Copyright (c) 1994 Jan-Simon Pendry The Regents of the University of California. All rights reserved. Redistribution and use in source and binary forms, with or without modification, are permitted provided that the following conditions are met: 1. Redistributions of source code must retain the above copyright notice, this list of conditions and the following disclaimer. 2. Redistributions in binary form must reproduce the above copyright notice, this list of conditions and t...
NAMEundelete - attempt to recover a deleted file
SYNOPSISIn unistd.h Ft int Fn undelete const char *path
DESCRIPTIONThe Fn undelete system call attempts to recover the deleted file named by Fa path . Currently, this works only when the named object is a whiteout in a union file system. The system call removes the whiteout causing any objects in a lower layer of the union stack to become visible once more.

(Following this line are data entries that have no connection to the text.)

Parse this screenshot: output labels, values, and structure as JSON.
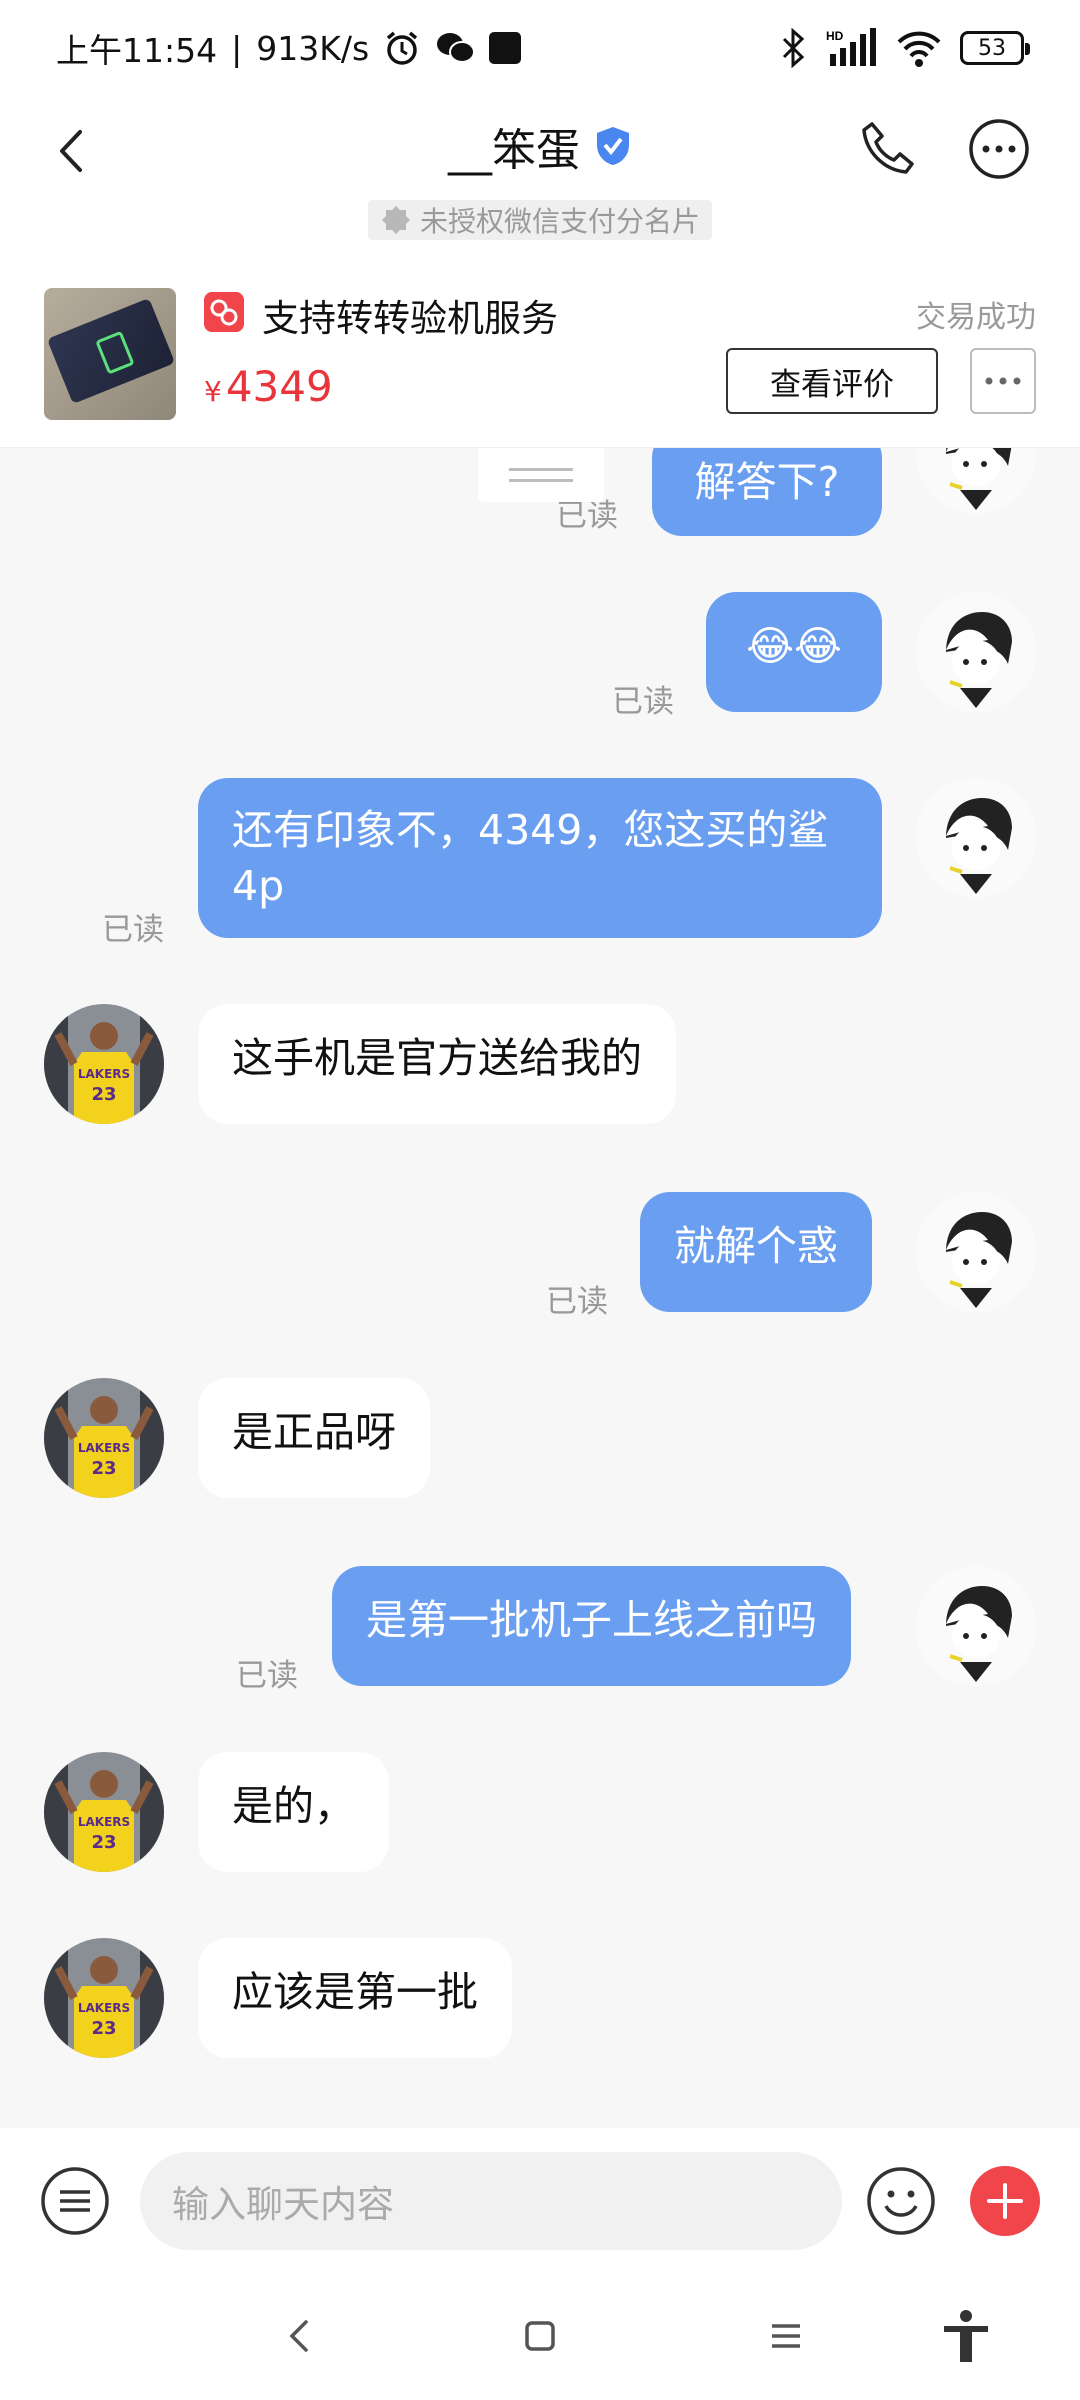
{
  "status_bar": {
    "time": "上午11:54",
    "speed": "913K/s",
    "battery": "53"
  },
  "header": {
    "title": "__笨蛋"
  },
  "auth_notice": "未授权微信支付分名片",
  "product": {
    "name": "支持转转验机服务",
    "status": "交易成功",
    "currency": "¥",
    "price": "4349",
    "review_button": "查看评价"
  },
  "messages": [
    {
      "from": "me",
      "text": "解答下?",
      "read": "已读"
    },
    {
      "from": "me",
      "text": "😂😂",
      "read": "已读"
    },
    {
      "from": "me",
      "line1": "还有印象不，4349，您这买的鲨",
      "line2": "4p",
      "read": "已读"
    },
    {
      "from": "them",
      "text": "这手机是官方送给我的"
    },
    {
      "from": "me",
      "text": "就解个惑",
      "read": "已读"
    },
    {
      "from": "them",
      "text": "是正品呀"
    },
    {
      "from": "me",
      "text": "是第一批机子上线之前吗",
      "read": "已读"
    },
    {
      "from": "them",
      "text": "是的，"
    },
    {
      "from": "them",
      "text": "应该是第一批"
    }
  ],
  "input": {
    "placeholder": "输入聊天内容"
  },
  "colors": {
    "my_bubble": "#6a9ef0",
    "accent_red": "#f0454a",
    "price_red": "#e8343b"
  }
}
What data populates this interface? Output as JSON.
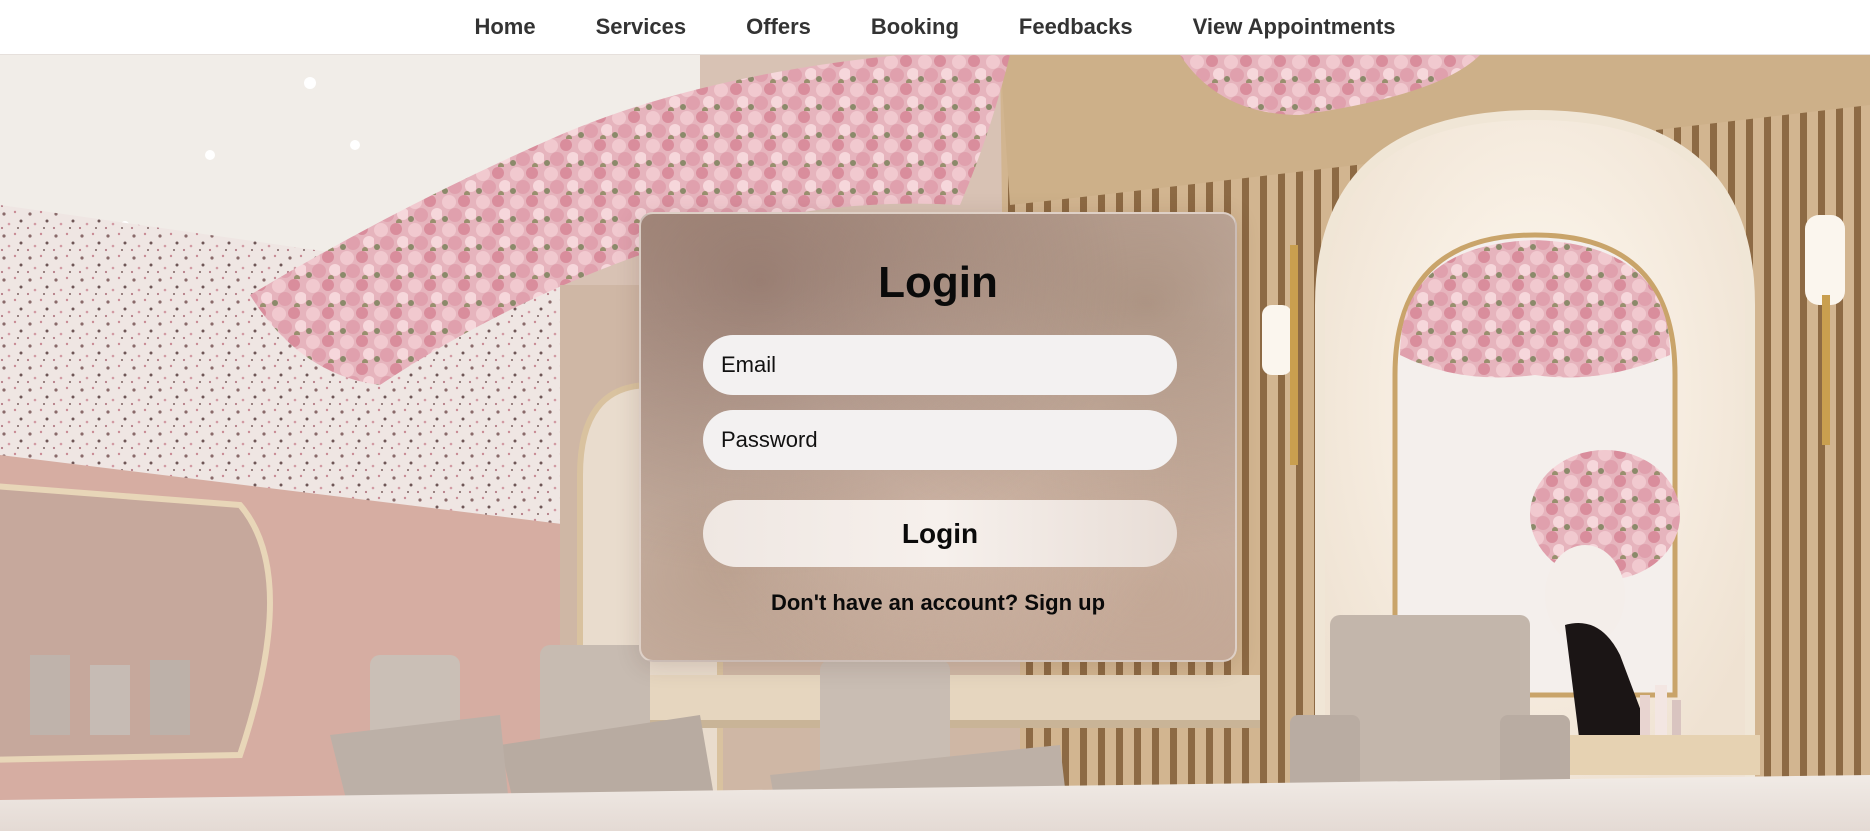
{
  "nav": {
    "items": [
      {
        "label": "Home"
      },
      {
        "label": "Services"
      },
      {
        "label": "Offers"
      },
      {
        "label": "Booking"
      },
      {
        "label": "Feedbacks"
      },
      {
        "label": "View Appointments"
      }
    ]
  },
  "login": {
    "title": "Login",
    "email_placeholder": "Email",
    "password_placeholder": "Password",
    "button_label": "Login",
    "signup_prompt": "Don't have an account?",
    "signup_link": "Sign up"
  },
  "colors": {
    "navbar_bg": "#ffffff",
    "nav_text": "#333333",
    "field_bg": "#f3f1f1",
    "card_tint": "#c8ae9e",
    "wall_pink": "#d6ada2",
    "flower_pink": "#e7a9b5"
  }
}
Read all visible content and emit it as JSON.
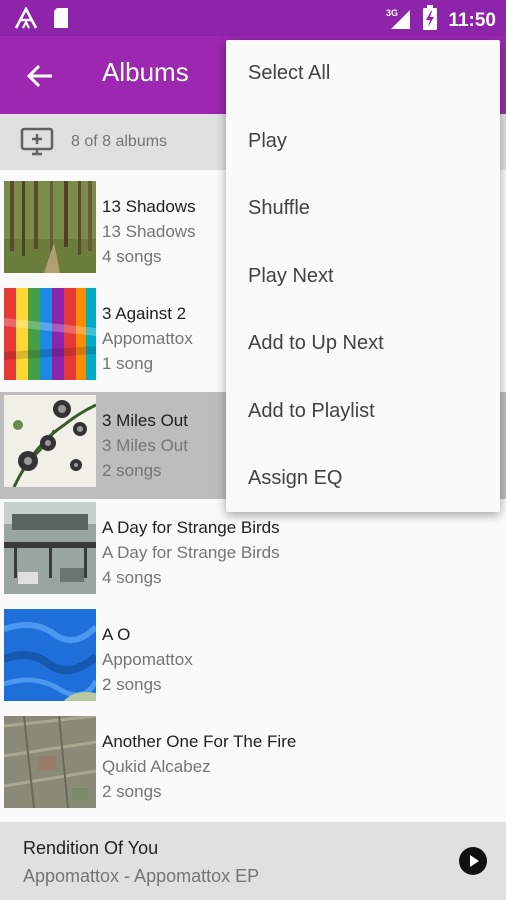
{
  "status_bar": {
    "time": "11:50",
    "signal_label": "3G"
  },
  "app_bar": {
    "title": "Albums"
  },
  "subheader": {
    "count_text": "8 of 8 albums"
  },
  "albums": [
    {
      "title": "13 Shadows",
      "artist": "13 Shadows",
      "songs": "4 songs"
    },
    {
      "title": "3 Against 2",
      "artist": "Appomattox",
      "songs": "1 song"
    },
    {
      "title": "3 Miles Out",
      "artist": "3 Miles Out",
      "songs": "2 songs"
    },
    {
      "title": "A Day for Strange Birds",
      "artist": "A Day for Strange Birds",
      "songs": "4 songs"
    },
    {
      "title": "A O",
      "artist": "Appomattox",
      "songs": "2 songs"
    },
    {
      "title": "Another One For The Fire",
      "artist": "Qukid Alcabez",
      "songs": "2 songs"
    }
  ],
  "menu": {
    "items": [
      "Select All",
      "Play",
      "Shuffle",
      "Play Next",
      "Add to Up Next",
      "Add to Playlist",
      "Assign EQ"
    ]
  },
  "now_playing": {
    "song": "Rendition Of You",
    "artist_album": "Appomattox - Appomattox EP"
  },
  "colors": {
    "status_bar": "#8e24aa",
    "app_bar": "#9c27b0",
    "selected_row": "#bdbdbd"
  }
}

Eventually, the Fn undelete functionality may be expanded to other file systems able to recover deleted files such as the log-structured file system.
RETURN VALUESRv -std undelete
ERRORSThe Fn undelete succeeds unless:
- Bq Er ENOTDIR
- A component of the path prefix is not a directory.
- Bq Er ENAMETOOLONG
- A component of a pathname exceeded 255 characters, or an entire path name exceeded 1023 characters.
- Bq Er EEXIST
- The path does not reference a whiteout.
- Bq Er ENOENT
- The named whiteout does not exist.
- Bq Er EACCES
- Search permission is denied for a component of the path prefix.
- Bq Er EACCES
- Write permission is denied on the directory containing the name to be undeleted.
- Bq Er ELOOP
- Too many symbolic links were encountered in translating the pathname.
- Bq Er EPERM
- The directory containing the name is marked sticky, and the containing directory is not owned by the effective user ID.
- Bq Er EINVAL
- The last component of the path is `..'
- Bq Er EIO
- An I/O error occurred while updating the directory entry.
- Bq Er EROFS
- The name resides on a read-only file system.
- Bq Er EFAULT
- The Fa path argument points outside the process's allocated address space.